Several months ago I came across the most amazing poem by Brigit Pageen Kelly. I have returned to it again and again. Though not written for Thanksgiving, it is altogether fitting as we wrestle to heed Paul’s astonishing exhortation to “give thanks in all circumstances; for this God’s will for you in Christ Jesus.” (And, lest we forget, Paul was a man whose own life was marked by extreme suffering and loss–and remarkable joy.)
Kelly is a Professor of English and Rhetoric at the University of Illinois, Urbana-Champaign.
The reader familiar with the teaching of Jesus will immediately recognize that Kelly has meditated (wrestled?) deeply on Jesus’ following words:
“Which of you fathers, if your son asks for a fish, will give him a snake instead? Or if he asks for an egg, will give him a scorpion? If you then, though you are evil, know how to give good gifts to your children, how much more will your Father in heaven give the Holy Spirit to those who ask him!”
The poem’s title is Iskandariya, the name of a city in Iraq. (The title’s significance is unclear to me.) As far as I can tell (which isn’t saying much at all), the poem is written in free verse. As with most all poetry, it is meant to be “performed”–i.e., read aloud, so read it aloud to someone (perhaps to friends and family on Thanksgiving day?). It will be more than worth your time to look up any words or references that are unfamiliar to you. Listen for how the poem moves from complaint to self-discovery to wonder….
by Brigit Pegeen Kelly
It was not a scorpion I asked for, I asked for a fish,
but maybe God misheard my request,
maybe God thought I said not ”some sort of fish,”
but a ”scorpion fish,” a request he would surely have granted,
being a goodly God, but then he forgot the ”fish” attached to the ”scorpion”
(because God, too, forgets, everything forgets);
so instead of an edible fish, any small fish, sweet or sour,
or even the grotesque buffoonery of the striped scorpion fish,
crowned with spines and followed by many tails, a veritable sideshow of a fish;
instead of these, I was given an insect, a peculiar prehistoric creature,
part lobster, part spider, part bell-ringer, part son of a fallen star,
something like a disfigured armored dog, not a thing you can eat,
or even take on a meaningful walk, so ugly is it, so stiffly does it step,
as if on ice, freezing again and again in mid-air like a listening ear,
and then scuttling backwards or leaping madly forward,
its deadly tail doing a St. Vitus jig.
God gave me a scorpion, a venomous creature, to be sure,
a bug with the bite of Cleopatra’s asp, but not, as I soon found out,

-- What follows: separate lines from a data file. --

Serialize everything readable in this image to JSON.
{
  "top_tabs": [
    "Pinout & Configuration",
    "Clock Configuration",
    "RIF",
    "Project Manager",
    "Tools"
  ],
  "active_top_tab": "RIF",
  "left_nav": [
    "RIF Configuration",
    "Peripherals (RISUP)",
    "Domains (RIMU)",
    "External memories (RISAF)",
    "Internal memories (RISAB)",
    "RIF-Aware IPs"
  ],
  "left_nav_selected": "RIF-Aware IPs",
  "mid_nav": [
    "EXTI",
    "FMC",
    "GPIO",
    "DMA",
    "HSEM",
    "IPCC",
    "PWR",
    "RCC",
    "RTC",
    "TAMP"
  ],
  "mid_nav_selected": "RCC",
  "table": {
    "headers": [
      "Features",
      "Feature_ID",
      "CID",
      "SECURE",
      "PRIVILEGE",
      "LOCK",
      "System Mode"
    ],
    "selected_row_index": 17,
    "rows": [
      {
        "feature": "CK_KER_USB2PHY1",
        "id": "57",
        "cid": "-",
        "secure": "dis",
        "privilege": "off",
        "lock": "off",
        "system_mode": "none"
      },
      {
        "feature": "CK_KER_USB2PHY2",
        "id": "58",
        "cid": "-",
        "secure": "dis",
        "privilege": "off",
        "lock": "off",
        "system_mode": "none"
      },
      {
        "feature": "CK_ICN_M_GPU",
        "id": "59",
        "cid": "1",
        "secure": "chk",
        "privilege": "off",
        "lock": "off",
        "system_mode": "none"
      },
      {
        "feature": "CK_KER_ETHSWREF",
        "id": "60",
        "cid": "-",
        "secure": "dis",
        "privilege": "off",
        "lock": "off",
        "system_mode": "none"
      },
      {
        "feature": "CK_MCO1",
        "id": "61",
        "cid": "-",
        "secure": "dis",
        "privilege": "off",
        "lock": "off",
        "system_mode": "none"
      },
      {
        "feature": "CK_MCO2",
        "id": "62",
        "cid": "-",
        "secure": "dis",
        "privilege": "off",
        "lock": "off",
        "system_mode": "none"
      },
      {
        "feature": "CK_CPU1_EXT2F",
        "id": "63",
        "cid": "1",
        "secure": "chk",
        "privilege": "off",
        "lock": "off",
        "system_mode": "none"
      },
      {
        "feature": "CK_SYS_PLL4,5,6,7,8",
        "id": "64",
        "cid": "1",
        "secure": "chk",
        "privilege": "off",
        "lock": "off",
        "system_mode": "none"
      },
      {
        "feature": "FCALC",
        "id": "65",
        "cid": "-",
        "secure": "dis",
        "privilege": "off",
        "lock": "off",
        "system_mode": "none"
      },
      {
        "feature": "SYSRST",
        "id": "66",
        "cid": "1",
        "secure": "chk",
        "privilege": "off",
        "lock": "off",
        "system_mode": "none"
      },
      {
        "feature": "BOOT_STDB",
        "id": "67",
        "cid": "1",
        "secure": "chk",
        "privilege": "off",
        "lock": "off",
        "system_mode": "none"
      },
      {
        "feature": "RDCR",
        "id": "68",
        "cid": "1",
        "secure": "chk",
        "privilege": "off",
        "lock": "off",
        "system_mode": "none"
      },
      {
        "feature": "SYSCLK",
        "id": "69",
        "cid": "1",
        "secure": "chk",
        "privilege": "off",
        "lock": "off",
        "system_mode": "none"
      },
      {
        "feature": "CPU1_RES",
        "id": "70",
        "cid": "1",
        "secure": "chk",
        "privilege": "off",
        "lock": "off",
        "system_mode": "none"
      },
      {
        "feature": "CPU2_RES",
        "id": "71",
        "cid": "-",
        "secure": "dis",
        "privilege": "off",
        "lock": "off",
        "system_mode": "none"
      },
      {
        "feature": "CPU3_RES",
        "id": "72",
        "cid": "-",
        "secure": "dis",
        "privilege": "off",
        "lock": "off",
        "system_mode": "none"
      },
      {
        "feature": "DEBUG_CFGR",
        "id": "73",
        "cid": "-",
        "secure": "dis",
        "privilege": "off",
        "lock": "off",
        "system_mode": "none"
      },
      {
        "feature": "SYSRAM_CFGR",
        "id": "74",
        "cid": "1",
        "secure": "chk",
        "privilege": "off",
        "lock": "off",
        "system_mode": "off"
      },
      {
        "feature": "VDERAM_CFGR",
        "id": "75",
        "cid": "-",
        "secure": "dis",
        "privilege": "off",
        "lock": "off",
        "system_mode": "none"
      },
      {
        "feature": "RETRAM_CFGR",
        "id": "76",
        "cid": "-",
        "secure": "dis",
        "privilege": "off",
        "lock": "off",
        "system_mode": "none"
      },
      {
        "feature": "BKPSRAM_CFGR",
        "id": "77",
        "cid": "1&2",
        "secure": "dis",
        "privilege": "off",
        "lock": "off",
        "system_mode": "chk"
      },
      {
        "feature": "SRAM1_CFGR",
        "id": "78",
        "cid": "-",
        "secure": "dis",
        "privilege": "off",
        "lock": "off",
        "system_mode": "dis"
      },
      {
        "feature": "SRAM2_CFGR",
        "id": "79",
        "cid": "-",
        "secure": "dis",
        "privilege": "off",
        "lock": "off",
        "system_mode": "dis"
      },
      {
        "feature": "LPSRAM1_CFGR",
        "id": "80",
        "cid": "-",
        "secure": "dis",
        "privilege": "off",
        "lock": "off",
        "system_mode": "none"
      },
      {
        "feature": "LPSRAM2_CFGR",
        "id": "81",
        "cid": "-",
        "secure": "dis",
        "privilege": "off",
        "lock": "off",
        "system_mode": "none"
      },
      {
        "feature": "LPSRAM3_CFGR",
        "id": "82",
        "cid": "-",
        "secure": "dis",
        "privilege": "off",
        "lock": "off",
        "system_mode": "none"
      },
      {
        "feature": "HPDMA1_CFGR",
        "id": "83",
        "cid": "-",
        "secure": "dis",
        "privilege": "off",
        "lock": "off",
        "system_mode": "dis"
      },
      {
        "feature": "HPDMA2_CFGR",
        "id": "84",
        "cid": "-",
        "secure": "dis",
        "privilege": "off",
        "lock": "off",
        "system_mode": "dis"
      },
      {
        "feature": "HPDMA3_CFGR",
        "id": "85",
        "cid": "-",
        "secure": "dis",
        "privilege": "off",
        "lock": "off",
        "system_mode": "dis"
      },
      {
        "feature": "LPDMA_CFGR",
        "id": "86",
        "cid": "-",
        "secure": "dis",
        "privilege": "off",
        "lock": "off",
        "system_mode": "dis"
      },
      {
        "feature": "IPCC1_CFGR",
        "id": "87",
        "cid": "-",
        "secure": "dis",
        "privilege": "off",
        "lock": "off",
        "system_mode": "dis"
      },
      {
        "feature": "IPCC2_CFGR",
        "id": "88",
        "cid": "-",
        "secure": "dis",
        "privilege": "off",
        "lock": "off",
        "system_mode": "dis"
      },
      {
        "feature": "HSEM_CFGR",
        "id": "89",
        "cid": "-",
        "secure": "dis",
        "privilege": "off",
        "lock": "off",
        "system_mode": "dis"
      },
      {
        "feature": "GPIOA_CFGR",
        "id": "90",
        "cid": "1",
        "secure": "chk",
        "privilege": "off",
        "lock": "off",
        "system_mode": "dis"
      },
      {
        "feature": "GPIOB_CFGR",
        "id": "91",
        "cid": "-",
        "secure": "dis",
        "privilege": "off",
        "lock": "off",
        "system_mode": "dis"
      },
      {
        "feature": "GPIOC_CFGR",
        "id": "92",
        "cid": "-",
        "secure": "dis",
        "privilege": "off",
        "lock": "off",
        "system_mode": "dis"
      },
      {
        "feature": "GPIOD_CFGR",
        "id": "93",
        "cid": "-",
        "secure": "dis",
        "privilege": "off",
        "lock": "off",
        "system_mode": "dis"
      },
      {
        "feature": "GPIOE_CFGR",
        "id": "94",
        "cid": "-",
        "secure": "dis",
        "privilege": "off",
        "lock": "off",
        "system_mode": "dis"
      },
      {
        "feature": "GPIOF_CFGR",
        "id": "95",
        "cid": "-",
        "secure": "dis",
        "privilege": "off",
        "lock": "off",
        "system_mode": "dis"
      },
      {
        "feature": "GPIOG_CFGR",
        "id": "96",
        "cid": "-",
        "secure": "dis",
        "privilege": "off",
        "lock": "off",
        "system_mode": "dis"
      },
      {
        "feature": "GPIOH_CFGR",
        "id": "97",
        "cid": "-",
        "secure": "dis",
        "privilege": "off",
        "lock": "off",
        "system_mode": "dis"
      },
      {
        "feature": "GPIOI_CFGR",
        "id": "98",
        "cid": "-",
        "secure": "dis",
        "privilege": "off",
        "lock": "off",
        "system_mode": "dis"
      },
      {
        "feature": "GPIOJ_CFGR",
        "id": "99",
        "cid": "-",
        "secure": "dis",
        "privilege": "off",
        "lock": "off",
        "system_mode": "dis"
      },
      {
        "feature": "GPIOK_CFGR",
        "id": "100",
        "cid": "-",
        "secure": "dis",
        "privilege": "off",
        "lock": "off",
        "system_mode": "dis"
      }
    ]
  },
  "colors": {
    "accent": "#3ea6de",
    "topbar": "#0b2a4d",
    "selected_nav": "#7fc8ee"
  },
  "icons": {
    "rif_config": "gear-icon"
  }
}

despite the dark gossip, a lover of violence or a hater of men.
In truth, it is shy, the scorpion, a creature with eight eyes and almost no sight,
who shuns the daylight, and is driven mad by fire,
who favors the lonely spot, and feeds on nothing much,
and only throws out its poison barb when backed against a wall
–a thing like me, but not the thing I asked for,
a thing, by accident or design, I am now attached to.
And so I draw the curtains, and so I lay out strange dishes, and so I step softly,
and so I do not speak, and only twice, in many years, have I been stung,
both times because, unthinking, I let in the terrible light.
And sometimes now, when I watch the scorpion sleep,
I see how fine he is, how rare, this creature called Lung Book or Mortal Book
because of his strange organs of breath.
His lungs are holes in his body, which open and close.
And inside the holes are stiffened membranes,
arranged like the pages of a book — imagine that!
And when the holes open, the pages rise up and unfold,
and the blood that circles through them touches the air,
and by this bath of air the blood is made pure. . .
He is a house of books, my shy scorpion,
carrying in his belly all the perishable manuscripts
— a little mirror of the library at Alexandria, which burned.